Information provided
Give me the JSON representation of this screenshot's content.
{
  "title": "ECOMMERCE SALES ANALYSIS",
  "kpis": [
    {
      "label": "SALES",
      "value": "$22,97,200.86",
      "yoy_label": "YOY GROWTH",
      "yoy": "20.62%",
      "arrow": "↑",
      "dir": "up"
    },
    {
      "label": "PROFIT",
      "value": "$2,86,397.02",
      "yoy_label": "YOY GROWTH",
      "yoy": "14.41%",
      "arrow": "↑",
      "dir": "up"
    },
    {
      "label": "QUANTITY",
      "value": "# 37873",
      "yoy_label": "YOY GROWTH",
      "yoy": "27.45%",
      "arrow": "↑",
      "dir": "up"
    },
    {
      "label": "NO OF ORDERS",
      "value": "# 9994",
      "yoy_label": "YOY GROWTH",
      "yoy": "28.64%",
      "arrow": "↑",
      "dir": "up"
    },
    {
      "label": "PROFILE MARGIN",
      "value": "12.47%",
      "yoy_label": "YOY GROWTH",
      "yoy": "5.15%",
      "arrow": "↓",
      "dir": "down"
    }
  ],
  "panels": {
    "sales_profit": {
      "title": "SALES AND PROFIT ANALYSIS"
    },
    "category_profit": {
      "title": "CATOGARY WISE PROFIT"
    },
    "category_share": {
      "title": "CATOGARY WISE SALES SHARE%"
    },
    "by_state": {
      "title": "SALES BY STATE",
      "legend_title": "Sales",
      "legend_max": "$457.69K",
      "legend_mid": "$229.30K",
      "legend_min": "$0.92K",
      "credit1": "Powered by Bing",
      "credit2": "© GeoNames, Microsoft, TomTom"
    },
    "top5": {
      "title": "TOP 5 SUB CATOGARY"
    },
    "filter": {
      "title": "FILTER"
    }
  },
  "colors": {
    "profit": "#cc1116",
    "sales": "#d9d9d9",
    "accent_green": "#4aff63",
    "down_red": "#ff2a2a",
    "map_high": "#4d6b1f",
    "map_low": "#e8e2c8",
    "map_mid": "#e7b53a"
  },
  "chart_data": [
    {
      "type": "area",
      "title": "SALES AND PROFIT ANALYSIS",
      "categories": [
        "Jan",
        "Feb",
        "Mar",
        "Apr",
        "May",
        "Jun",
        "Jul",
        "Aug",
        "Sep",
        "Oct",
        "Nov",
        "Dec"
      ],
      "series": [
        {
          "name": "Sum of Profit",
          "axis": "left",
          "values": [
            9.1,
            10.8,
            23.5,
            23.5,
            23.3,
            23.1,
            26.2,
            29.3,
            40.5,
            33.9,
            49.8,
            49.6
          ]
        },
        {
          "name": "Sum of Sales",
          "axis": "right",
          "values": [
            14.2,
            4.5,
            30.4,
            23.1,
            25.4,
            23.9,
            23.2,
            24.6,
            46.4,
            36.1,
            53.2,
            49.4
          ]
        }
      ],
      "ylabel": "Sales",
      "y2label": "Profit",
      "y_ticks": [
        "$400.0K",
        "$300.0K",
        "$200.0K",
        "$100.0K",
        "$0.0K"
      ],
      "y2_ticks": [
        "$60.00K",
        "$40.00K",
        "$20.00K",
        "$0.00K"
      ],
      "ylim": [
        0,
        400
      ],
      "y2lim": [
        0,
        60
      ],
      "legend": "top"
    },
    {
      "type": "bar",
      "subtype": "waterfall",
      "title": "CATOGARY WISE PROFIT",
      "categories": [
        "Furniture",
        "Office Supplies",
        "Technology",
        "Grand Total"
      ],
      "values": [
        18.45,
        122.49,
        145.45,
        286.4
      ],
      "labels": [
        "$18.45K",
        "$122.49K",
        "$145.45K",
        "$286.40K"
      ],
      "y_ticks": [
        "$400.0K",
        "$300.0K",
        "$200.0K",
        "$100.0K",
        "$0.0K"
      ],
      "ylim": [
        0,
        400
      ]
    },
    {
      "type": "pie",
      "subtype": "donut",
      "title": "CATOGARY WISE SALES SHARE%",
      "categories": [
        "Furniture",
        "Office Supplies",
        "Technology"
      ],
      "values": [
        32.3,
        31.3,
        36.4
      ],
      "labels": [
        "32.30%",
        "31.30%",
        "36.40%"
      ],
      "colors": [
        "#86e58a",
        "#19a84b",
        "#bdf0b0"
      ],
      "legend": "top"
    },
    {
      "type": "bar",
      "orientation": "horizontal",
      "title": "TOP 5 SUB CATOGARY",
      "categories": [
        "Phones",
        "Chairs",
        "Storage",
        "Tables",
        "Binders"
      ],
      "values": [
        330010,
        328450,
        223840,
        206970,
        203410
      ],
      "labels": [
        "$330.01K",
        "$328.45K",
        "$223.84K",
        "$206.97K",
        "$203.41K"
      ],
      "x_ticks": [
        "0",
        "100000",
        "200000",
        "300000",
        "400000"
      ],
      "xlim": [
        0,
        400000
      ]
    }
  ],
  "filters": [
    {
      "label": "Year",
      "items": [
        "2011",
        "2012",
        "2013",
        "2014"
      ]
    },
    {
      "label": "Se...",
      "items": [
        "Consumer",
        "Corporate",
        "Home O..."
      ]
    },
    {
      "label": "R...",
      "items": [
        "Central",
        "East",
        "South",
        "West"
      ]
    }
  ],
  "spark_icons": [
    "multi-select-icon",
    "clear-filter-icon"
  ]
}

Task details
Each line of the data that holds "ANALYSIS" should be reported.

Expected answer
  "title": "ECOMMERCE SALES ANALYSIS",
      "title": "SALES AND PROFIT ANALYSIS"
      "title": "SALES AND PROFIT ANALYSIS",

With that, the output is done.